EMPEROR OF THE ICE

HOW A CHANGING CLIMATE AFFECTS A PENGUIN COLONY

A moving story of resilience in a changing world.

Climate change forces emperor penguins to move to new nesting sites.

Scientists observing emperor penguins from satellites in space (an effective way to monitor these inaccessible nesting grounds) have determined that climate change has made the Halley Bay winter sea ice unreliable. The “thousands upon thousands of emperors” that once nested there have moved elsewhere. Davies weaves this disturbing consequence of climate change into a gentle, positive account of a pair of these penguins raising a chick in a hostile environment. Rayner’s stunning, full-bleed illustrations complement the text and show off the Antarctic’s changing colors. In an early spread, we see the colony from afar, tiny figures with long shadows. Later close-ups show courtship, then the father with their egg nestled securely over his feet in his pouch, and, finally, a crowd of penguins with their chicks. But before the hatching, over the long, lonely winter, the father stands isolated in a snowstorm, and his mate swims hundreds of miles to get food to bring back. Happily, the last spread shows even more penguin colonies as the text reassures us that, at least for now, the penguins from Halley Bay have found new homes. Once again, zoologist Davies’ enthusiasm for the natural world and her ability to shed light on it for a young audience are on full display. (This book was reviewed digitally.)

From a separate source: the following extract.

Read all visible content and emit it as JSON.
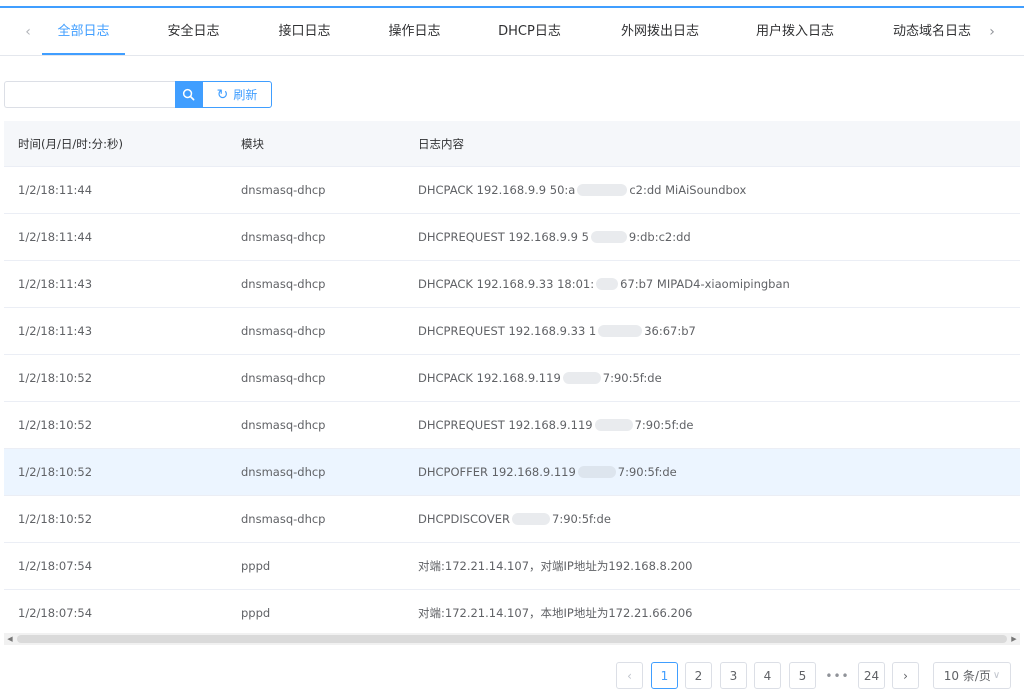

A moving story of resilience in a changing world. (note from biologist Dr. Phil Trathan, information on emperor penguins and climate change) (Informational picture book. 5-9)

Pub Date: Feb. 14, 2023

ISBN: 978-1-5362-2839-7

Page Count: 32

Publisher: Candlewick

Review Posted Online: Nov. 15, 2022

Kirkus Reviews Issue: Dec. 1, 2022

Categories:

HUMMINGBIRD

A sweet and endearing feathered migration.

A relationship between a Latina grandmother and her mixed-race granddaughter serves as the frame to depict the ruby-throated hummingbird migration pattern.

In Granny’s lap, a girl is encouraged to “keep still” as the intergenerational pair awaits the ruby-throated hummingbirds with bowls of water in their hands. But like the granddaughter, the tz’unun—“the word for hummingbird in several [Latin American] languages”—must soon fly north. Over the next several double-page spreads, readers follow the ruby-throated hummingbird’s migration pattern from Central America and Mexico through the United States all the way to Canada. Davies metaphorically reunites the granddaughter and grandmother when “a visitor from Granny’s garden” crosses paths with the girl in New York City. Ray provides delicately hashed lines in the illustrations that bring the hummingbirds’ erratic flight pattern to life as they travel north. The watercolor palette is injected with vibrancy by the addition of gold ink, mirroring the hummingbirds’ flashing feathers in the slants of light. The story is supplemented by notes on different pages with facts about the birds such as their nest size, diet, and flight schedule. In addition, a note about ruby-throated hummingbirds supplies readers with detailed information on how ornithologists study and keep track of these birds.

A sweet and endearing feathered migration. (bibliography, index) (Picture book. 5-8)

Pub Date: May 7, 2019

ISBN: 978-1-5362-0538-1

Page Count: 32

Publisher: Candlewick

Review Posted Online: March 26, 2019

Kirkus Reviews Issue: April 15, 2019

OVER AND UNDER THE WAVES

From the Over and Under series

More thoughtful, sometimes exhilarating encounters with nature.

In a new entry in the Over and Under series, a paddleboarder glimpses humpback whales leaping, floats over a populous kelp forest, and explores life on a beach and in a tide pool.

In this tale inspired by Messner’s experiences in Monterey Bay in California, a young tan-skinned narrator, along with their light-skinned mom and tan-skinned dad, observes in quiet, lyrical language sights and sounds above and below the sea’s serene surface. Switching perspectives and angles of view and often leaving the family’s red paddleboards just tiny dots bobbing on distant swells, Neal’s broad seascapes depict in precise detail bat stars and anchovies, kelp bass, and sea otters going about their business amid rocky formations and the swaying fronds of kelp…and, further out, graceful moon jellies and—thrillingly—massive whales in open waters beneath gliding pelicans and other shorebirds. After returning to the beach at day’s end to search for shells and to spot anemones and decorator crabs, the child ends with nighttime dreams of stars in the sky meeting stars in the sea. Appended nature notes on kelp and 21 other types of sealife fill in details about patterns and relationships in this rich ecosystem. (This book was reviewed digitally.)

More thoughtful, sometimes exhilarating encounters with nature. (author’s note, further reading) (Informational picture book. 6-9)

Pub Date: Sept. 13, 2022

ISBN: 978-1-79720-347-8

Page Count: 56

Publisher: Chronicle Books

Review Posted Online: June 21, 2022

Kirkus Reviews Issue: July 15, 2022

Close Quickview